While the UK has witnessed significant increases in income inequality over the past 60 years, the pivotal shift occurred in the 1980s. Although income inequality has exhibited relative stability over the last three decades, the soaring value of assets, primarily housing, has played a defining role in reshaping economic inequalities. Recent insights from economic studies emphasize the rising significance of wealth relative to income, altering the economic power dynamic between generations.
The substantial growth in average house prices, escalating from £56,000 to over £290,000 by August 2022 since 1995, has outpaced general inflation. This boom in wealth accumulation, extended to other assets like equities, has primarily benefited property owners, constituting around 65% of UK households. On the contrary, a substantial segment of the population, devoid of property or other assets, has seen negligible gains during this period of wealth expansion. Consequently, while the proportion of wealth owned by affluent individuals may not have drastically changed, the wealth gap between different socioeconomic groups has expanded.
Despite the surge in wealth, earnings from work have experienced stagnation since the 2008 financial crisis. Real earnings for the average worker have not increased, making it challenging to accumulate wealth through earning and saving. The wealth gap between the middle and top of the distribution has grown, making it more arduous for individuals to ascend the wealth ladder. Earnings, growing slower than house prices since the mid-1990s, further exacerbate the challenge for recent generations to save for a deposit and qualify for a mortgage.

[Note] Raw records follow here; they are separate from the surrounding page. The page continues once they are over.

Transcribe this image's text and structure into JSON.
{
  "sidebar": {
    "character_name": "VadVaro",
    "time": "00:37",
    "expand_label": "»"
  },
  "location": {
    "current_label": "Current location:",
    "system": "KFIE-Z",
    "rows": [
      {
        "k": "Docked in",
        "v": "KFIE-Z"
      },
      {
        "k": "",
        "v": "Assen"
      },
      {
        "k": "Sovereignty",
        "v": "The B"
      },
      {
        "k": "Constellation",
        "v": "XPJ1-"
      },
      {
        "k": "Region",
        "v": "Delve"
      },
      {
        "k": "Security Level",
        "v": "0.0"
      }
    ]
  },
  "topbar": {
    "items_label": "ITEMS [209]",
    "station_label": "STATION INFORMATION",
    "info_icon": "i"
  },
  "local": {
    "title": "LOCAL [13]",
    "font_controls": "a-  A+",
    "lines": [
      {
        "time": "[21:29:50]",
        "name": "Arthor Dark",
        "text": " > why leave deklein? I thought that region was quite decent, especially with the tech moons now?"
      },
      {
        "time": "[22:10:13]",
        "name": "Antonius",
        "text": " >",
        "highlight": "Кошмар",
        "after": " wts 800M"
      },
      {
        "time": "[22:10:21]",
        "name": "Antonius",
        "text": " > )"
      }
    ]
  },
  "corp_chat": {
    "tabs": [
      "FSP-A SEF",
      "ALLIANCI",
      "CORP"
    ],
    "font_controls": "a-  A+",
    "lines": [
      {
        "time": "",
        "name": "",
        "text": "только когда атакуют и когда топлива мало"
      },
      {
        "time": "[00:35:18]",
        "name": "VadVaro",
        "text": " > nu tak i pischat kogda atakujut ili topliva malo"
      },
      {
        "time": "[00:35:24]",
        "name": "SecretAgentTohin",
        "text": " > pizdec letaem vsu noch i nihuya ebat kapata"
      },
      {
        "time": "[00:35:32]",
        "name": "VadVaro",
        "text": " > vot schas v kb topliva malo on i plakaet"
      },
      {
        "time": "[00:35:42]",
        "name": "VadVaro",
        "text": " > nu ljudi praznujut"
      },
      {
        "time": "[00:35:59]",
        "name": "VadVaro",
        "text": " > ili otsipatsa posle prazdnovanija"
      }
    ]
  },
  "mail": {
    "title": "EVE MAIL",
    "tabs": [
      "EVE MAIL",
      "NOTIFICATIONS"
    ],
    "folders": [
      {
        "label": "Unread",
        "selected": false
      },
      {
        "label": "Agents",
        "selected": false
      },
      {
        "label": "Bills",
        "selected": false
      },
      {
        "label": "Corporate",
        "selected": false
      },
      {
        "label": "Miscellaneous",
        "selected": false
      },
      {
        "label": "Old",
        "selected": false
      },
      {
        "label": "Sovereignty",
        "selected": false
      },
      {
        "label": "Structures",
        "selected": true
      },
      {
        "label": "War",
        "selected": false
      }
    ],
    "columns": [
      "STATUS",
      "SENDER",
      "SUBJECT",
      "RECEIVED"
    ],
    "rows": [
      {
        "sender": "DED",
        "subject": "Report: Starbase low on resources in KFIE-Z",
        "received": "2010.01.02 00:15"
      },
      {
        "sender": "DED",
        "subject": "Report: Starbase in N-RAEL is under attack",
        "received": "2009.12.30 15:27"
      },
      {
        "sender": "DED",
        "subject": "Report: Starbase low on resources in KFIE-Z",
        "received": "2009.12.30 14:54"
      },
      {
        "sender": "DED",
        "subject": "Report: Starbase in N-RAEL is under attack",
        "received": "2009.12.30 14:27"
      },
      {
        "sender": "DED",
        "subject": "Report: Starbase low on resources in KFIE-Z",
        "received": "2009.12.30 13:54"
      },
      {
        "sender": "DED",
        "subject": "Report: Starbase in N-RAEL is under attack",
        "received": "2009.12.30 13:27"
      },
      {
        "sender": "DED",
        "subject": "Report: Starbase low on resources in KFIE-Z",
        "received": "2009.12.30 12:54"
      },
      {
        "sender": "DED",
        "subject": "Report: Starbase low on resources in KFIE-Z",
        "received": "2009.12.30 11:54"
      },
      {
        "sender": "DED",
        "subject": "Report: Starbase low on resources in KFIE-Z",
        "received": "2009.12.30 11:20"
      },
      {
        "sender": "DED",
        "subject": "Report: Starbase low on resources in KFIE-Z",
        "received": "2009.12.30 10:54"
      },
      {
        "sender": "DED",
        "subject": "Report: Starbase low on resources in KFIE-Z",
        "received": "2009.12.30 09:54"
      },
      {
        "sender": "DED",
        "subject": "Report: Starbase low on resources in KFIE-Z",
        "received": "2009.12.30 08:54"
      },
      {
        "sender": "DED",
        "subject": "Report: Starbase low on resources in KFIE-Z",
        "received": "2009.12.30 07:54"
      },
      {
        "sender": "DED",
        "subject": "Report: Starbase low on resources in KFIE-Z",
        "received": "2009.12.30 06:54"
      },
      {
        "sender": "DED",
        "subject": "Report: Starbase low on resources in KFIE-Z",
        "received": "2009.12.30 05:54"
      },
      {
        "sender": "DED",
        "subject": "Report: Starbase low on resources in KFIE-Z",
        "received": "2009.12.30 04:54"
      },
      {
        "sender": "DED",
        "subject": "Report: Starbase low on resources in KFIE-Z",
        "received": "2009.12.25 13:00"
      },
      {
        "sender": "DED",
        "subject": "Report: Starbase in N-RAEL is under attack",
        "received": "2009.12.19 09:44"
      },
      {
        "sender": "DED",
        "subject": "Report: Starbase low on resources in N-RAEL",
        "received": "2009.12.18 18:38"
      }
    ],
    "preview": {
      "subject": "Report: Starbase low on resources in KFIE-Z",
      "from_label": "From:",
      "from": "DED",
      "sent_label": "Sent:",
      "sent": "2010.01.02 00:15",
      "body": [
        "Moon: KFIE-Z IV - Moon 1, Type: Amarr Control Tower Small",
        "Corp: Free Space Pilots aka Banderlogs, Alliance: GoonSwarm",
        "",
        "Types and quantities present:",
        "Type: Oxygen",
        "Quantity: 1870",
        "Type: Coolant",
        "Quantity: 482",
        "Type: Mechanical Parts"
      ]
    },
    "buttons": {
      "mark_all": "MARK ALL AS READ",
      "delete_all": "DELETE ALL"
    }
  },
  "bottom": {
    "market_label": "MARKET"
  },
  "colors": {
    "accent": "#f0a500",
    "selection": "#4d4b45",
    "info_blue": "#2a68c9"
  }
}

In essence, the combination of escalating wealth and sluggish, unequal income growth means older generations possess increasingly substantial shares of wealth. This poses a threat to the historical trend of each generation achieving improved financial standing compared to the preceding one. The younger population is compelled to rely more on inherited wealth, potentially fueling a crisis of declining social mobility.
The issue of addressing income and wealth inequalities has become a prominent topic in British politics. The persistence and deepening of these disparities could heighten concerns, emphasizing the urgency of effective measures to preserve social mobility. The economic outlook remains uncertain, and without substantial improvements in productivity and housing supply, the trends of a widening wealth gap and stagnant incomes are likely to persist.